31 May 2012
“Spear” Gallery and ANC bury hatchet, but buyer still wants painting
By Crystal van Wyk
South Africa’s ruling African National Congress will drop its court action against the Goodman Gallery, while the gallery will pull down a painting that was considered offensive, bringing to a close a debate that threatened to split the country along racial lines.
Lizzie Essers, from Goodman Gallery, told a press conference in Johannesburg that, in the spirit of freedom, the painting, depicting President Jacob Zuma’s exposed genitals would be pulled down from the gallery and its website.
“The debate has been robust, but the Gallery and Brett Murray never intended for the art work to hurt anyone,” she said.
The controversial 1.85m-high painting, known as The Spear, was part of artist Brett Murray’s Hail to the Thief II exhibition.
The ANC had launched a court application arguing that the painting infringed on Zuma’s dignity, while the gallery used freedom of expression as its defence. Riled by the painting the ANC organised a march on the gallery on Monday and this could have forced Goodman Gallery to reconsider its decision to host the artwork.
ANC spokesman, Jackson Mthembu said the party was pleased at the turn of events. “It has caused pain and hurt but we appreciate that Murray and the gallery have realised this,” he said.
The painting has sparked massive condemnation, anger, debate and while others claimed it was an attack on blacks reminiscent of the country’s apartheid era.
Two members of the public were arrested after defacing the painting.
Earlier this week, the newspaper City Press also buckled under pressure and removed the painting from its website.
Editor, Ferial Haffajee apologised for “causing hurt to Zuma and his family”. In an editorial in the paper Haffajee wrote, “The Spear is down, out of care and fear”. Some newspaper editors slammed this move.

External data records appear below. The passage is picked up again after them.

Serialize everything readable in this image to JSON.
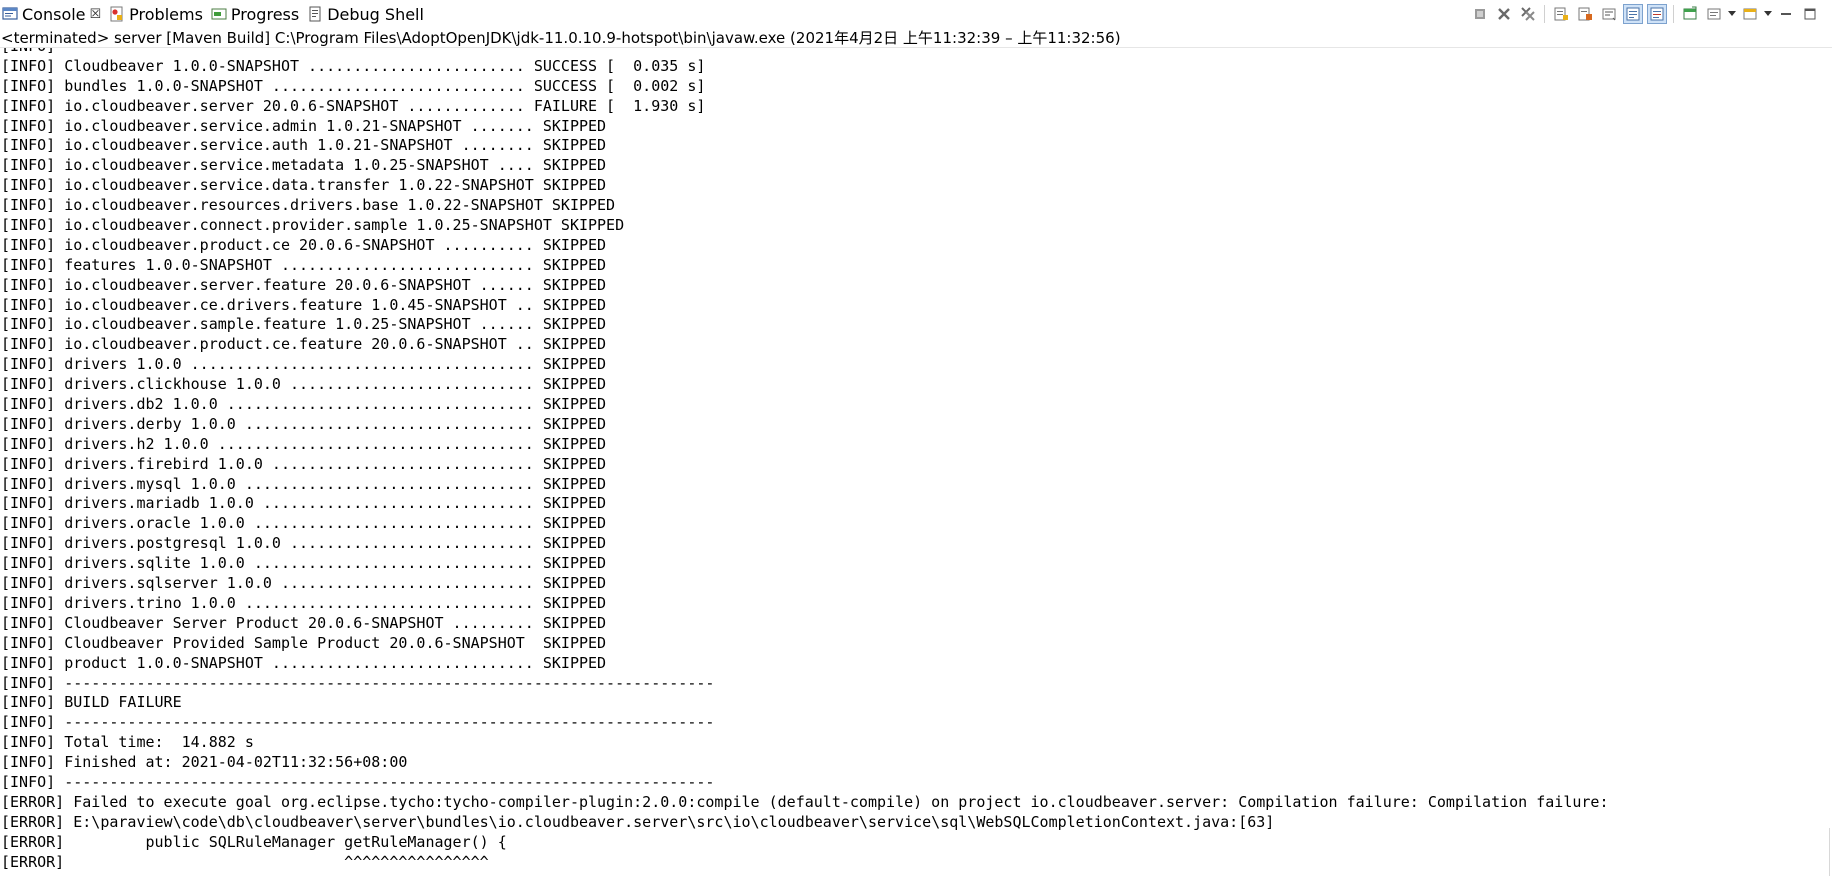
{
  "tabs": [
    {
      "label": "Console",
      "icon": "console-icon",
      "active": true,
      "close": "☒"
    },
    {
      "label": "Problems",
      "icon": "problems-icon"
    },
    {
      "label": "Progress",
      "icon": "progress-icon"
    },
    {
      "label": "Debug Shell",
      "icon": "debug-shell-icon"
    }
  ],
  "toolbar_icons": [
    "clear-icon",
    "terminate-icon",
    "remove-all-terminated-icon",
    "show-console-icon",
    "pin-console-icon",
    "word-wrap-icon",
    "scroll-lock-icon",
    "display-selected-console-icon",
    "open-console-icon",
    "minimize-icon",
    "maximize-icon"
  ],
  "status_text": "<terminated> server [Maven Build] C:\\Program Files\\AdoptOpenJDK\\jdk-11.0.10.9-hotspot\\bin\\javaw.exe  (2021年4月2日 上午11:32:39 – 上午11:32:56)",
  "console_lines": [
    "[INFO]",
    "[INFO] Cloudbeaver 1.0.0-SNAPSHOT ........................ SUCCESS [  0.035 s]",
    "[INFO] bundles 1.0.0-SNAPSHOT ............................ SUCCESS [  0.002 s]",
    "[INFO] io.cloudbeaver.server 20.0.6-SNAPSHOT ............. FAILURE [  1.930 s]",
    "[INFO] io.cloudbeaver.service.admin 1.0.21-SNAPSHOT ....... SKIPPED",
    "[INFO] io.cloudbeaver.service.auth 1.0.21-SNAPSHOT ........ SKIPPED",
    "[INFO] io.cloudbeaver.service.metadata 1.0.25-SNAPSHOT .... SKIPPED",
    "[INFO] io.cloudbeaver.service.data.transfer 1.0.22-SNAPSHOT SKIPPED",
    "[INFO] io.cloudbeaver.resources.drivers.base 1.0.22-SNAPSHOT SKIPPED",
    "[INFO] io.cloudbeaver.connect.provider.sample 1.0.25-SNAPSHOT SKIPPED",
    "[INFO] io.cloudbeaver.product.ce 20.0.6-SNAPSHOT .......... SKIPPED",
    "[INFO] features 1.0.0-SNAPSHOT ............................ SKIPPED",
    "[INFO] io.cloudbeaver.server.feature 20.0.6-SNAPSHOT ...... SKIPPED",
    "[INFO] io.cloudbeaver.ce.drivers.feature 1.0.45-SNAPSHOT .. SKIPPED",
    "[INFO] io.cloudbeaver.sample.feature 1.0.25-SNAPSHOT ...... SKIPPED",
    "[INFO] io.cloudbeaver.product.ce.feature 20.0.6-SNAPSHOT .. SKIPPED",
    "[INFO] drivers 1.0.0 ...................................... SKIPPED",
    "[INFO] drivers.clickhouse 1.0.0 ........................... SKIPPED",
    "[INFO] drivers.db2 1.0.0 .................................. SKIPPED",
    "[INFO] drivers.derby 1.0.0 ................................ SKIPPED",
    "[INFO] drivers.h2 1.0.0 ................................... SKIPPED",
    "[INFO] drivers.firebird 1.0.0 ............................. SKIPPED",
    "[INFO] drivers.mysql 1.0.0 ................................ SKIPPED",
    "[INFO] drivers.mariadb 1.0.0 .............................. SKIPPED",
    "[INFO] drivers.oracle 1.0.0 ............................... SKIPPED",
    "[INFO] drivers.postgresql 1.0.0 ........................... SKIPPED",
    "[INFO] drivers.sqlite 1.0.0 ............................... SKIPPED",
    "[INFO] drivers.sqlserver 1.0.0 ............................ SKIPPED",
    "[INFO] drivers.trino 1.0.0 ................................ SKIPPED",
    "[INFO] Cloudbeaver Server Product 20.0.6-SNAPSHOT ......... SKIPPED",
    "[INFO] Cloudbeaver Provided Sample Product 20.0.6-SNAPSHOT  SKIPPED",
    "[INFO] product 1.0.0-SNAPSHOT ............................. SKIPPED",
    "[INFO] ------------------------------------------------------------------------",
    "[INFO] BUILD FAILURE",
    "[INFO] ------------------------------------------------------------------------",
    "[INFO] Total time:  14.882 s",
    "[INFO] Finished at: 2021-04-02T11:32:56+08:00",
    "[INFO] ------------------------------------------------------------------------",
    "[ERROR] Failed to execute goal org.eclipse.tycho:tycho-compiler-plugin:2.0.0:compile (default-compile) on project io.cloudbeaver.server: Compilation failure: Compilation failure:",
    "[ERROR] E:\\paraview\\code\\db\\cloudbeaver\\server\\bundles\\io.cloudbeaver.server\\src\\io\\cloudbeaver\\service\\sql\\WebSQLCompletionContext.java:[63]",
    "[ERROR]         public SQLRuleManager getRuleManager() {",
    "[ERROR]                               ^^^^^^^^^^^^^^^^"
  ]
}
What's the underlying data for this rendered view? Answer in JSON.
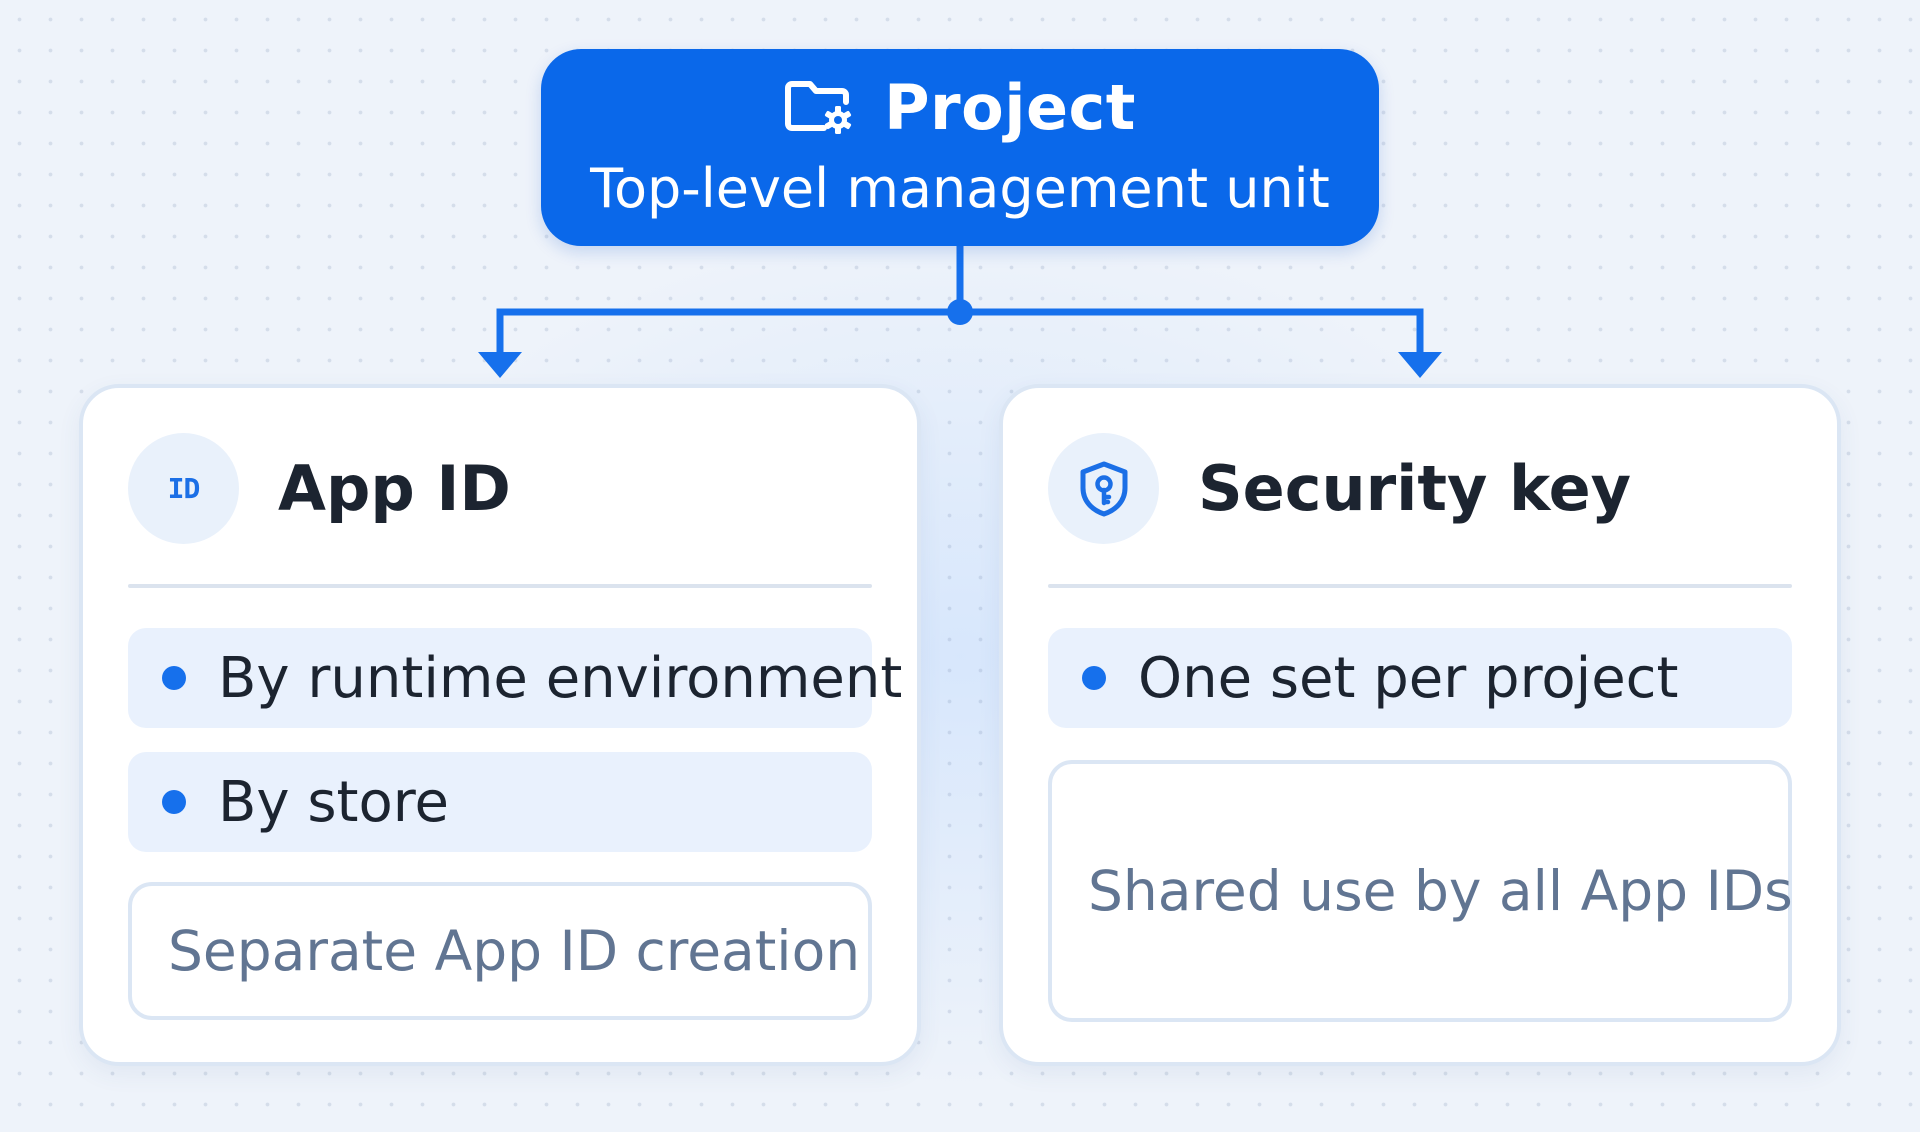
{
  "project": {
    "title": "Project",
    "subtitle": "Top-level management unit",
    "icon": "folder-settings-icon"
  },
  "cards": [
    {
      "title": "App ID",
      "icon": "id-badge-icon",
      "icon_text": "ID",
      "bullets": [
        "By runtime environment",
        "By store"
      ],
      "note": "Separate App ID creation"
    },
    {
      "title": "Security key",
      "icon": "shield-key-icon",
      "bullets": [
        "One set per project"
      ],
      "note": "Shared use by all App IDs"
    }
  ],
  "colors": {
    "accent": "#0a68ea",
    "connector": "#1670ec",
    "card_border": "#dbe6f4",
    "bullet_bg": "#e9f1fd",
    "note_text": "#617592",
    "title_text": "#1c2430"
  }
}
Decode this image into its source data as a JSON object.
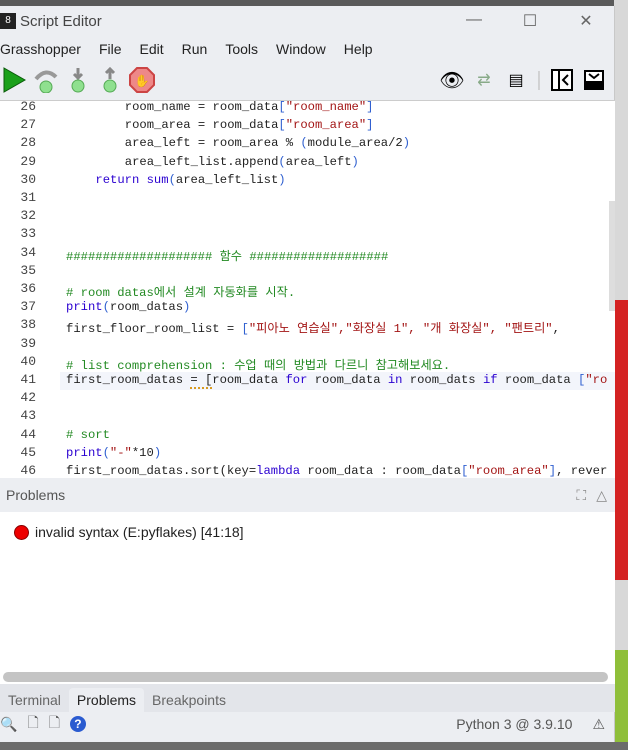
{
  "window": {
    "title": "Script Editor",
    "minimize": "—",
    "maximize": "☐",
    "close": "✕"
  },
  "menu": [
    "Grasshopper",
    "File",
    "Edit",
    "Run",
    "Tools",
    "Window",
    "Help"
  ],
  "editor": {
    "lines": [
      {
        "n": "26",
        "i": 8,
        "t": [
          [
            "room_name = room_data",
            ""
          ],
          [
            "[",
            "br"
          ],
          [
            "\"room_name\"",
            "st"
          ],
          [
            "]",
            "br"
          ]
        ]
      },
      {
        "n": "27",
        "i": 8,
        "t": [
          [
            "room_area = room_data",
            ""
          ],
          [
            "[",
            "br"
          ],
          [
            "\"room_area\"",
            "st"
          ],
          [
            "]",
            "br"
          ]
        ]
      },
      {
        "n": "28",
        "i": 8,
        "t": [
          [
            "area_left = room_area % ",
            ""
          ],
          [
            "(",
            "br"
          ],
          [
            "module_area/2",
            ""
          ],
          [
            ")",
            "br"
          ]
        ]
      },
      {
        "n": "29",
        "i": 8,
        "t": [
          [
            "area_left_list.append",
            ""
          ],
          [
            "(",
            "br"
          ],
          [
            "area_left",
            ""
          ],
          [
            ")",
            "br"
          ]
        ]
      },
      {
        "n": "30",
        "i": 4,
        "t": [
          [
            "return",
            "kw"
          ],
          [
            " ",
            ""
          ],
          [
            "sum",
            "kw"
          ],
          [
            "(",
            "br"
          ],
          [
            "area_left_list",
            ""
          ],
          [
            ")",
            "br"
          ]
        ]
      },
      {
        "n": "31",
        "i": 0,
        "t": []
      },
      {
        "n": "32",
        "i": 0,
        "t": []
      },
      {
        "n": "33",
        "i": 0,
        "t": []
      },
      {
        "n": "34",
        "i": 0,
        "t": [
          [
            "#################### 함수 ###################",
            "cm"
          ]
        ]
      },
      {
        "n": "35",
        "i": 0,
        "t": []
      },
      {
        "n": "36",
        "i": 0,
        "t": [
          [
            "# room datas에서 설계 자동화를 시작.",
            "cm"
          ]
        ]
      },
      {
        "n": "37",
        "i": 0,
        "t": [
          [
            "print",
            "kw"
          ],
          [
            "(",
            "br"
          ],
          [
            "room_datas",
            ""
          ],
          [
            ")",
            "br"
          ]
        ]
      },
      {
        "n": "38",
        "i": 0,
        "t": [
          [
            "first_floor_room_list = ",
            ""
          ],
          [
            "[",
            "br"
          ],
          [
            "\"피아노 연습실\",\"화장실 1\", \"개 화장실\", \"팬트리\"",
            "st"
          ],
          [
            ", ",
            ""
          ]
        ]
      },
      {
        "n": "39",
        "i": 0,
        "t": []
      },
      {
        "n": "40",
        "i": 0,
        "t": [
          [
            "# list comprehension : 수업 때의 방법과 다르니 참고해보세요.",
            "cm"
          ]
        ]
      },
      {
        "n": "41",
        "i": 0,
        "t": [
          [
            "first_room_datas ",
            ""
          ],
          [
            "= [",
            "sq"
          ],
          [
            "room_data ",
            ""
          ],
          [
            "for",
            "kw"
          ],
          [
            " room_data ",
            ""
          ],
          [
            "in",
            "kw"
          ],
          [
            " room_dats ",
            ""
          ],
          [
            "if",
            "kw"
          ],
          [
            " room_data ",
            ""
          ],
          [
            "[",
            "br"
          ],
          [
            "\"ro",
            "st"
          ]
        ]
      },
      {
        "n": "42",
        "i": 0,
        "t": []
      },
      {
        "n": "43",
        "i": 0,
        "t": []
      },
      {
        "n": "44",
        "i": 0,
        "t": [
          [
            "# sort",
            "cm"
          ]
        ]
      },
      {
        "n": "45",
        "i": 0,
        "t": [
          [
            "print",
            "kw"
          ],
          [
            "(",
            "br"
          ],
          [
            "\"-\"",
            "st"
          ],
          [
            "*10",
            ""
          ],
          [
            ")",
            "br"
          ]
        ]
      },
      {
        "n": "46",
        "i": 0,
        "t": [
          [
            "first_room_datas.sort(key=",
            ""
          ],
          [
            "lambda",
            "kw"
          ],
          [
            " room_data : room_data",
            ""
          ],
          [
            "[",
            "br"
          ],
          [
            "\"room_area\"",
            "st"
          ],
          [
            "]",
            "br"
          ],
          [
            ", rever",
            ""
          ]
        ]
      }
    ]
  },
  "problems": {
    "title": "Problems",
    "error": "invalid syntax (E:pyflakes) [41:18]"
  },
  "tabs": [
    "Terminal",
    "Problems",
    "Breakpoints"
  ],
  "status": {
    "python": "Python 3 @ 3.9.10"
  },
  "colors": {
    "run": "#1aa01a",
    "error": "#e00000"
  }
}
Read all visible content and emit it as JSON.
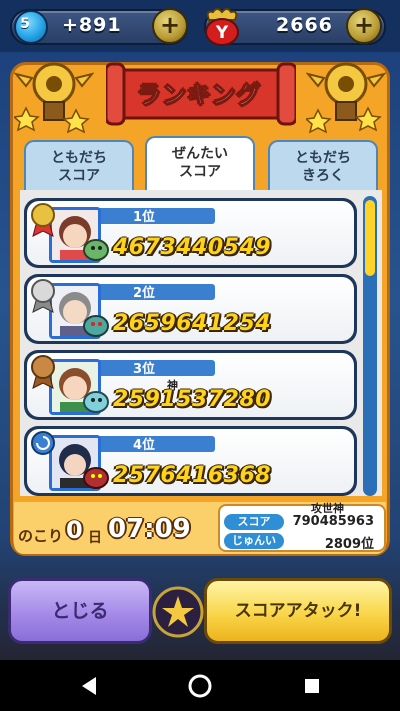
{
  "topbar": {
    "watch_level": "5",
    "gems": "+891",
    "coins": "2666",
    "plus_glyph": "+",
    "coin_icon": "y-money-icon"
  },
  "title": "ランキング",
  "tabs": [
    {
      "line1": "ともだち",
      "line2": "スコア"
    },
    {
      "line1": "ぜんたい",
      "line2": "スコア",
      "active": true
    },
    {
      "line1": "ともだち",
      "line2": "きろく"
    }
  ],
  "rows": [
    {
      "rank": "1位",
      "name": "",
      "score": "4673440549",
      "medal": "gold"
    },
    {
      "rank": "2位",
      "name": "",
      "score": "2659641254",
      "medal": "silver"
    },
    {
      "rank": "3位",
      "name": "神",
      "score": "2591537280",
      "medal": "bronze"
    },
    {
      "rank": "4位",
      "name": "",
      "score": "2576416368",
      "medal": "blue"
    }
  ],
  "footer": {
    "remain_prefix": "のこり",
    "remain_days": "0",
    "day_unit": "日",
    "remain_time": "07:09",
    "my_name": "攻世神",
    "score_label": "スコア",
    "score_value": "790485963",
    "rank_label": "じゅんい",
    "rank_value": "2809位"
  },
  "buttons": {
    "close": "とじる",
    "attack": "スコアアタック!"
  },
  "colors": {
    "accent": "#f4a427",
    "score_text": "#ffd31a",
    "rank_bar": "#3b7fd1"
  }
}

Mthembu said that its time all “South Africans play a part in rebuilding the country”. He said he would like to see the debate around freedom of expression to continue.
“All South Africans must debate this issue without fear”.
Essers agreed and said, “Art is about shifting consciousness and dialogue, the debate needs to continue in the country”. Essers said the painting has already been sold to a German buyer and he still wants the painting despite it being defaced.